Pleural effusion in patients infected with the human immunodeficiency virus

Eur J Clin Microbiol Infect Dis. 1997 Nov;16(11):807-15. doi: 10.1007/BF01700410.


In order to analyze the etiology, cytological and biochemical characteristics, and outcome of pleural disease in patients infected with HIV, the medical records of 86 HIV-positive patients with pleural effusion were reviewed. Controls were 106 HIV-negative patients with parapneumonic or tuberculous effusion. Most HIV-positive patients were intravenous drug abusers (95.3%). Pleural effusions in HIV-positive patients were caused by infections in 76 (89.4%) cases. Parapneumonic effusion was diagnosed in 59 patients and tuberculous pleuritis in 15 patients. Staphylococcus aureus was the most frequently isolated bacteria. Parameters for differentiating complicated cases of parapneumonic exudate from uncomplicated cases, such as pleural fluid pH < 7.20 (sensitivity 80% vs. 84.3%), pleural fluid glucose < 35 mg/dl (sensitivity 45% vs. 56.25%) pleural fluid LDH > 1600 UI/l (sensitivity 85% vs. 62.50%), showed similar sensitivity in HIV-positive and HIV-negative patients.
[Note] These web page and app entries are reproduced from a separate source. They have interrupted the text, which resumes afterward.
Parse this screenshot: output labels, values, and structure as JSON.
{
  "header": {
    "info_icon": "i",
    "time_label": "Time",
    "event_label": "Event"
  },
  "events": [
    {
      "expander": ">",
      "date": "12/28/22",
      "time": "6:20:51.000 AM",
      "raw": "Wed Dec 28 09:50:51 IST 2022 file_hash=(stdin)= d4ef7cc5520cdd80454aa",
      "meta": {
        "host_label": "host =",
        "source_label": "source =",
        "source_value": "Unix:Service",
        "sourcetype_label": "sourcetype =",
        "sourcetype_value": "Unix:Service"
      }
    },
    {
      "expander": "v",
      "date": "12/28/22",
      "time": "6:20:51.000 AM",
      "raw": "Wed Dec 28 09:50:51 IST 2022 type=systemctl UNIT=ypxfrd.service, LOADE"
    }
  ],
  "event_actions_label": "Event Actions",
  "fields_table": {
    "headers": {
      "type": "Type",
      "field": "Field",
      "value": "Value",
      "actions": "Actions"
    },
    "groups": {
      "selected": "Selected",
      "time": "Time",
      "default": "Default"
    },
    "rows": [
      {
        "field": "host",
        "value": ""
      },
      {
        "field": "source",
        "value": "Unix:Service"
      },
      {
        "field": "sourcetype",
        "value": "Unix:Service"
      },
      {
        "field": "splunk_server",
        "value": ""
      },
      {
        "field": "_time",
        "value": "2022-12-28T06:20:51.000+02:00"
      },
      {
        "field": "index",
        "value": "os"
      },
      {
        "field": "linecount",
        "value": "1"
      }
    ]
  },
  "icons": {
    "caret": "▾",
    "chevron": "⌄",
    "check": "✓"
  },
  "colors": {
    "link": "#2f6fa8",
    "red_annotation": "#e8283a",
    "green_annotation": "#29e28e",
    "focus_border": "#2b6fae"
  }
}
Monocytes in pleural fluid were significantly decreased in tuberculous pleuritis in HIV-positive patients (506 +/- 425 vs. 1014 +/- 1196 monocytes/ml, p < 0.05). No significant differences were detected in the outcome of HIV-positive and HIV-negative patients with pleural disease. It can be concluded that the pleural effusion was of predominantly infectious etiology in HIV-positive patients from populations with a high prevalence of intravenous drug abuse. Neither the biochemical parameters in pleural fluid nor the outcome differed significantly between HIV-positive and HIV-negative patients.

MeSH terms

  • Adult
  • Aged
  • Bacteria / isolation & purification
  • CD4 Lymphocyte Count
  • Female
  • HIV Infections / complications*
  • Humans
  • Hydrogen-Ion Concentration
  • L-Lactate Dehydrogenase / analysis
  • Male
  • Middle Aged
  • Pleural Effusion / etiology*


  • L-Lactate Dehydrogenase